As the agribusiness sector continues to evolve, it is essential to strike a delicate balance between agricultural production, economic prosperity, social well-being, and environmental preservation. Agribusinesses must prioritize sustainable practices, resource conservation, and responsible environmental stewardship to mitigate the impact of agriculture on natural ecosystems and climate change. Additionally, they should be mindful of the social implications of their operations, ensuring inclusive growth, fair treatment of small farmers, and the empowerment of rural communities.
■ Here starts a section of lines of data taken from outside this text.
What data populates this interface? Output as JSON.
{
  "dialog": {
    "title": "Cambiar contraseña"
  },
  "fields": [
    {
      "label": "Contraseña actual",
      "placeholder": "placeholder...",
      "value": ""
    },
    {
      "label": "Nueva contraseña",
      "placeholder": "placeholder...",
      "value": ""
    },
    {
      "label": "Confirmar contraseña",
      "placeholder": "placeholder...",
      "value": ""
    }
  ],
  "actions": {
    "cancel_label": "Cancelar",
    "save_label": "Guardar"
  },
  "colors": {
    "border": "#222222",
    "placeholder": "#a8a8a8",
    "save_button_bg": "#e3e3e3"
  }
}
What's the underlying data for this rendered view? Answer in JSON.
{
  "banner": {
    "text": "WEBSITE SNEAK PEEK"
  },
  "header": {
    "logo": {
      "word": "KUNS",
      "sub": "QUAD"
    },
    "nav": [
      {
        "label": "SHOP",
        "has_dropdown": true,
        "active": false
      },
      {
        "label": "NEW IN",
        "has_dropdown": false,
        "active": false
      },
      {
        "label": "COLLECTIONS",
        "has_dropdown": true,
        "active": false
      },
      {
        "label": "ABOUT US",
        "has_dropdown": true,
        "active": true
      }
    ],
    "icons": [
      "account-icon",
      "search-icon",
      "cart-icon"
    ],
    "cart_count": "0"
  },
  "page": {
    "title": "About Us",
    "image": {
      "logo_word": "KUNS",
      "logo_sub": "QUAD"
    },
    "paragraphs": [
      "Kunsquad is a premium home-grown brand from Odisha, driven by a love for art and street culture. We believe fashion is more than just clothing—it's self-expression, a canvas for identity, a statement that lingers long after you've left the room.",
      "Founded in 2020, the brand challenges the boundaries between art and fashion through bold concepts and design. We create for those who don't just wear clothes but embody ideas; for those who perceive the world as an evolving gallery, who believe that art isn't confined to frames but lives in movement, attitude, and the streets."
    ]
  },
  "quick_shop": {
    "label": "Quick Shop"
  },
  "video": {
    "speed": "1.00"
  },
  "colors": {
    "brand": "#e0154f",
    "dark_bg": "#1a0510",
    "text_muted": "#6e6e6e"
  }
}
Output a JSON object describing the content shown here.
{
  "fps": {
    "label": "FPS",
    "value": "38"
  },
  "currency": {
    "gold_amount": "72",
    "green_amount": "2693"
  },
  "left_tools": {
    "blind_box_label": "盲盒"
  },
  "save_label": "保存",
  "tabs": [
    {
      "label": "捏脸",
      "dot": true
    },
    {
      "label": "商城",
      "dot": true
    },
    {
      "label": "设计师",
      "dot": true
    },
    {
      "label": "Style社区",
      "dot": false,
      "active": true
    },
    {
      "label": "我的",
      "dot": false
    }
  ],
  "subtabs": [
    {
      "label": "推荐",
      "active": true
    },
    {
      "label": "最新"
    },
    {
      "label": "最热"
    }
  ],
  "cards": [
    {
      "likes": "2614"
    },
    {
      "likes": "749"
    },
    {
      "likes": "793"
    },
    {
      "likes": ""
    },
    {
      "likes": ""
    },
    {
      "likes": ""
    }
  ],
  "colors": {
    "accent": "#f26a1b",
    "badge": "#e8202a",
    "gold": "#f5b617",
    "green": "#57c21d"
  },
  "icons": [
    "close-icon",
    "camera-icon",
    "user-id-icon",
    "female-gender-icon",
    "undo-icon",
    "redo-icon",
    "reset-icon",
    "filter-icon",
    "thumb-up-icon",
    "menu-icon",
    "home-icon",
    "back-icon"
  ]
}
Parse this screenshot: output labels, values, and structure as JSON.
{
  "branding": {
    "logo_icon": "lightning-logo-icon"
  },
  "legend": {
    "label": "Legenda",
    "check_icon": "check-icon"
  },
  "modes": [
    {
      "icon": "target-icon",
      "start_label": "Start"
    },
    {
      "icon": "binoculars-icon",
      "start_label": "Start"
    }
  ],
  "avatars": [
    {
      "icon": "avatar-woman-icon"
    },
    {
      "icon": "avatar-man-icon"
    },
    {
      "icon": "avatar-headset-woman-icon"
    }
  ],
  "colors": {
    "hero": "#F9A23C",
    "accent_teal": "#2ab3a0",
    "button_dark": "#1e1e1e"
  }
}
The transformation of agriculture to agribusiness holds promise for a more sustainable and thriving agricultural sector. Embracing technology and innovation, promoting responsible environmental practices, and embracing inclusive and ethical business approaches will enable agribusinesses to drive positive change, support rural development, and contribute to a resilient global food system. By balancing agricultural production with economic, social, and environmental considerations, agribusiness can pave the way for a prosperous and sustainable future for agriculture and the communities it serves.

Leave a Comment